Calls for the protection of citizens’ “digital rights,” for example, have resulted in countless reports and declarations by governments, international bodies, and activist organizations over the past two decades. In addition to debates on the consequences of digital transformations for established rights, such as freedom of expression, new rights have been envisioned, such as “the right to be forgotten” and the right to internet access.

Thus far, there are more academic, public and policy debates than solid and sustainable legal and policy solutions. This is not surprising given the complexity of these rights, which have many context-based variations, operate on the cusp of theory and praxis, and are constantly evolving with technological advances. Communication rights refer not only to legal norms but also more broadly to the freedoms and norms that have special significance to societies and individuals.

Due to the importance of communication rights to societies and democracy, it is imperative to understand how those rights are defined, manifested, regulated and monitored today. The realization of communication rights is further shaped by economic, political and socio-cultural situations. What do we know about these contexts? How can we accumulate a better conceptual and empirical understanding of communication rights?

This conference will specifically address the interplay of national and global, universal and specific,  characteristics of communication rights. Core questions include but are not limited to the following:

  • What are some definitions of communication rights?

– What should be considered communication rights?

– What is their relationship to human rights and/or natural rights?

– How do communication rights differ from the classic reliance on speech rights as the basis for media regulation?

  •  Who are the policy and other actors defining these rights in national and international contexts, and what are their roles in discursive and/or policy-making contexts?

– How do different academic disciplines respond to the concept of communication rights?

– How are rights interpreted in different empirical contexts?

– For instance, communication rights and their position in national constitutions

  •  What are the current core issues or cases that pertain to communication rights? These may include but are not limited to

– Market concentration, platforms and “big tech”: EU and national responses (for instance, platforms financing media and their influence on journalism)

– New policies for diversity; new tools and policies for media support and sustainability (for instance, media flows, cultural diversity and new policy tools, such as the Netflix tax, or old policy tools, such as quotas)

– The influence of party politics and populism (and the context of hate speech) on freedom of speech

– Increasing state control of media outlets, including public broadcasters

PMR Community : MAY IN REVIEW

PMR Community: May in Review

#ICYMI, HERE ARE SOME HIGHLIGHTS OF OUR FACEBOOK CONVERSATIONS AND SHARES IN MAY:

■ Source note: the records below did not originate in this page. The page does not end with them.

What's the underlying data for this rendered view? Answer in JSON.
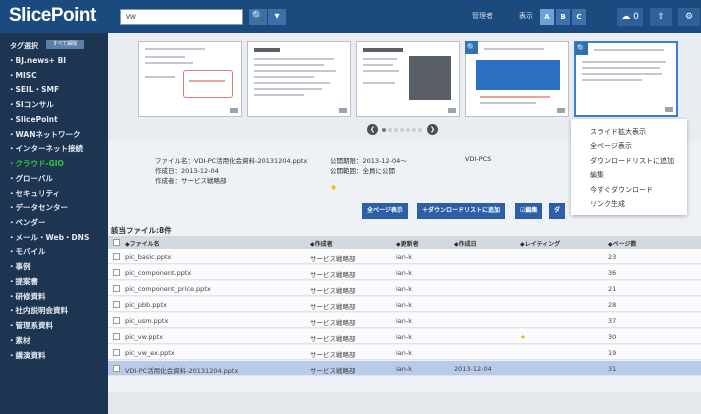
{
  "app": {
    "logo": "SlicePoint",
    "search_value": "vw",
    "search_button": "🔍",
    "dropdown_button": "▾",
    "admin_label": "管理者",
    "display_size_label": "表示",
    "size_buttons": [
      {
        "label": "A",
        "active": true
      },
      {
        "label": "B",
        "active": false
      },
      {
        "label": "C",
        "active": false
      }
    ],
    "cloud_count": "0",
    "icons": [
      "cloud-icon",
      "upload-icon",
      "gear-icon"
    ]
  },
  "sidebar": {
    "tag_select_label": "タグ選択",
    "tag_button": "すべて解除",
    "items": [
      {
        "label": "・BJ.news+ BI"
      },
      {
        "label": "・MISC"
      },
      {
        "label": "・SEIL・SMF"
      },
      {
        "label": "・SIコンサル"
      },
      {
        "label": "・SlicePoint"
      },
      {
        "label": "・WANネットワーク"
      },
      {
        "label": "・インターネット接続"
      },
      {
        "label": "・クラウド-GIO",
        "current": true
      },
      {
        "label": "・グローバル"
      },
      {
        "label": "・セキュリティ"
      },
      {
        "label": "・データセンター"
      },
      {
        "label": "・ベンダー"
      },
      {
        "label": "・メール・Web・DNS"
      },
      {
        "label": "・モバイル"
      },
      {
        "label": "・事例"
      },
      {
        "label": "・提案書"
      },
      {
        "label": "・研修資料"
      },
      {
        "label": "・社内説明会資料"
      },
      {
        "label": "・管理系資料"
      },
      {
        "label": "・素材"
      },
      {
        "label": "・講演資料"
      }
    ]
  },
  "preview": {
    "dots_count": 7,
    "active_dot": 0,
    "prev_icon": "❮",
    "next_icon": "❯"
  },
  "info": {
    "file_name": "ファイル名：VDI-PC活用化会資料-20131204.pptx",
    "created_date": "作成日：2013-12-04",
    "author": "作成者：サービス戦略部",
    "published_date": "公開期限：2013-12-04～",
    "published_scope": "公開範囲：全員に公開",
    "tag": "VDI-PCS"
  },
  "actions": {
    "all_pages": "全ページ表示",
    "add_download": "＋ダウンロードリストに追加",
    "edit": "☑編集",
    "more": "ダ"
  },
  "context_menu": [
    "スライド拡大表示",
    "全ページ表示",
    "ダウンロードリストに追加",
    "編集",
    "今すぐダウンロード",
    "リンク生成"
  ],
  "table": {
    "count_label": "該当ファイル:8件",
    "headers": [
      "◆ファイル名",
      "◆作成者",
      "◆更新者",
      "◆作成日",
      "◆レイティング",
      "◆ページ数"
    ],
    "rows": [
      {
        "name": "pic_basic.pptx",
        "author": "サービス戦略部",
        "updater": "ian-k",
        "date": "",
        "rating": "",
        "pages": "23",
        "selected": false
      },
      {
        "name": "pic_component.pptx",
        "author": "サービス戦略部",
        "updater": "ian-k",
        "date": "",
        "rating": "",
        "pages": "36",
        "selected": false
      },
      {
        "name": "pic_component_price.pptx",
        "author": "サービス戦略部",
        "updater": "ian-k",
        "date": "",
        "rating": "",
        "pages": "21",
        "selected": false
      },
      {
        "name": "pic_pbb.pptx",
        "author": "サービス戦略部",
        "updater": "ian-k",
        "date": "",
        "rating": "",
        "pages": "28",
        "selected": false
      },
      {
        "name": "pic_usm.pptx",
        "author": "サービス戦略部",
        "updater": "ian-k",
        "date": "",
        "rating": "",
        "pages": "37",
        "selected": false
      },
      {
        "name": "pic_vw.pptx",
        "author": "サービス戦略部",
        "updater": "ian-k",
        "date": "",
        "rating": "★",
        "pages": "30",
        "selected": false
      },
      {
        "name": "pic_vw_ex.pptx",
        "author": "サービス戦略部",
        "updater": "ian-k",
        "date": "",
        "rating": "",
        "pages": "19",
        "selected": false
      },
      {
        "name": "VDI-PC活用化会資料-20131204.pptx",
        "author": "サービス戦略部",
        "updater": "ian-k",
        "date": "2013-12-04",
        "rating": "",
        "pages": "31",
        "selected": true
      }
    ]
  },
  "colors": {
    "topbar": "#1b4a7e",
    "sidebar": "#1e3552",
    "current_tag": "#32c63a",
    "accent": "#2d5fa6",
    "selected_row": "#b8cbe8"
  }
}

  • The EBU published a report by Tim Raats about collaborations and PSM. This is an excellent text that looks at the reasons for collaboration, categorizes them and looks into their key success factors.  The report can be downloaded here (you need to create a login).
  • Maria Michalis submitted written evidence to the House of Lords inquiry into public service broadcasting in the age of video on demand (UK) has now been published. She explained the continuing significance of public service broadcasting and put forward options to address prominence and funding challenges. The suggestions draw on the revised EU policy framework and practices in other European countries. Please find her text here.
  • Marko Milosavljevic shared his insights on the Stigler Center conference on Anti-trust and competition policy and media. “Francis Fukuyama praised public broadcasting as a source of knowledge and better democracy.” Screen the conference here:
  • Public Media Alliance reported on the collaborative editorial guidelines for news reporting the trial of Brenton Tarrant, the man charged with committing the 15 March terrorist attacks in Christchurch.  The guidelines were developed by New Zealand’s Media Freedom Committee – a group of senior editors representing major outlets Radio New Zealand (RNZ), TV New Zealand (TVNZ) Mediaworks, Stuff and New Zealand Media & Entertainment (NZME). Read the story here.